The bike is the simplest of machines and it fits nicely into the back of this Korean SUV leaving one seat in place in the middle row for the boy to sit in. All aboard for a fun day in the forest.

As I select drive on the natty gear knob something doesn’t quite compute. There’s an orange warning triangle on the dash with an exclamation mark in the centre. A few yards on this is reinforced by another orange warning light, this time the cross section of a tyre again sporting the dreaded exclamation mark. Denial! No! Not watching!

Then the whole rev counter on the stunning virtual dash becomes a sun ball of amber telling me to check the tyre pressure monitoring system. Now that’s something I can’t ignore. So I click through the trip computer to reach the readout containing the pressures which reads 34, 34, 34, 23, telling me the puncture is in the driver’s side rear. Everybody off.

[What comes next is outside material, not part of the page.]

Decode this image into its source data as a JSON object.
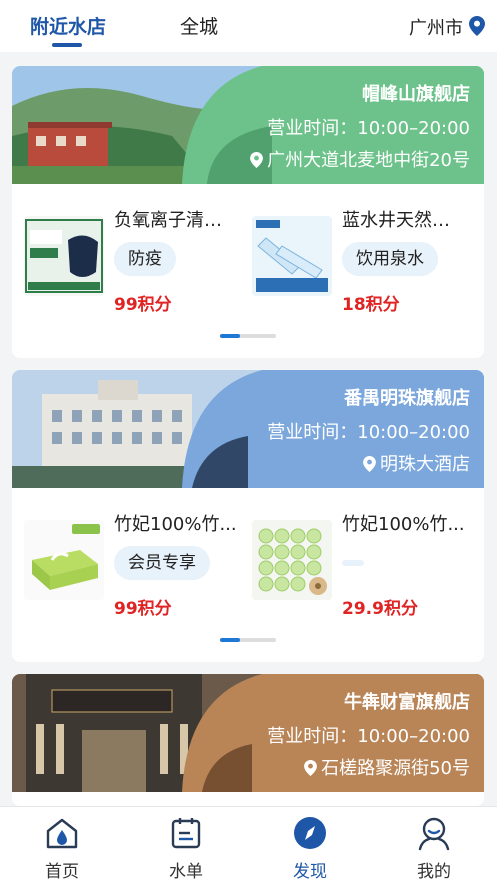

The boy’s inaugural ride is reduced to a spin around the block, his mother accompanying onfoot, while I head off to the local Kwikfit, but not before I try to get some air back in the stricken tyre.

Normally, when you have to drive on a tyre that you know is damaged it’s a stressful affair tip toeing to the garage oblivious to what might be happening to the wheel.

Not so with this brilliant Sorento. The tyre pressure monitor shows me exactly how much air is in the tyre and it barely moves from the registered 29, just five down on what it should be.

Something very sharp has cut through the chunkiest part of the tread, enough to cause a slow puncture, but the tyre is ruined and the gimpy space-saver is fitted – thank goodness it has one as few cars do nowadays and the Sorento still drives well enough.

It’s the very best of a bad job but surprisingly easy to live with. Three proper wheels on my wagon and the Sorento is still rolling along, which is great as the fourth generation is a simply stupendous vehicle.

I’ve loved the previous three but IV is a huge leap forward in terms of technology, dynamics and quality.

It is big and bold with angular lines a geometric details. The tiger face grille smiles even wider and is flanked with cool LED lights which give Sorento huge presence on the road. From the side it looks long with short overhands front and rear and at the back the tailgate is set off by unique vertical LED lights. It’s a great looking car whichever way you look at it.

Mammoth proportions translate to a capacious interior but it is the sheer quality of the fixtures that impresses even more. It is beautifully built with high grade leather, etched metal and top quality trim. It feels great.

The virtual clocks are clever and easy to operate and the wide touchscreen is flanked by touch-buttons with haptics. It really is an excellent fascia which not only looks and feels great but is intuitive to use; full marks Kia.

Back from the dash, down the transmission tunnel, is the round gear knob which turns left and right from R to N and D, with P for park being a button in the centre. Inch rearward again and there is a smaller knob that allows you to switch terrain settings for snow, mud and sand, as well as sport, eco and comfort. It’s all great.

There’s a hybrid petrol variant for the first time but this Sorento is the latest diesel which is refined, very powerful and frugal. The 2.2 turbo unit chucks out a smidge under 200BHP and bags of torque for performance and towing and still returns more than 40mpg.

It is coupled with an awesome eight-speed auto which changes like an Audi – now I wonder how they managed that?

Lastly, handling, grip and ride are peerless. It is big but doesn’t drive like it is and it feels sharp and well-mannered through the bends. On the straights it is a relaxed cruiser and in town easy to manoeuvre thanks to lofty driving position, parking beepers and rear view camera.

What a car. New Sorento is absolutely tremendous in every way and even with its gammy wheel leaves you feeling far from deflated.

Fact File

Kia Sorento CRDi DCT AWD

Engine: 2.2 turbo diesel

Power: 199BHP

0-62mph: 9.1 secs

Top speed: 127mph

Combined MPG: 42.2

Transmission: eight-speed auto 4x4

CO2 g/km: 176

Price: £41,245.00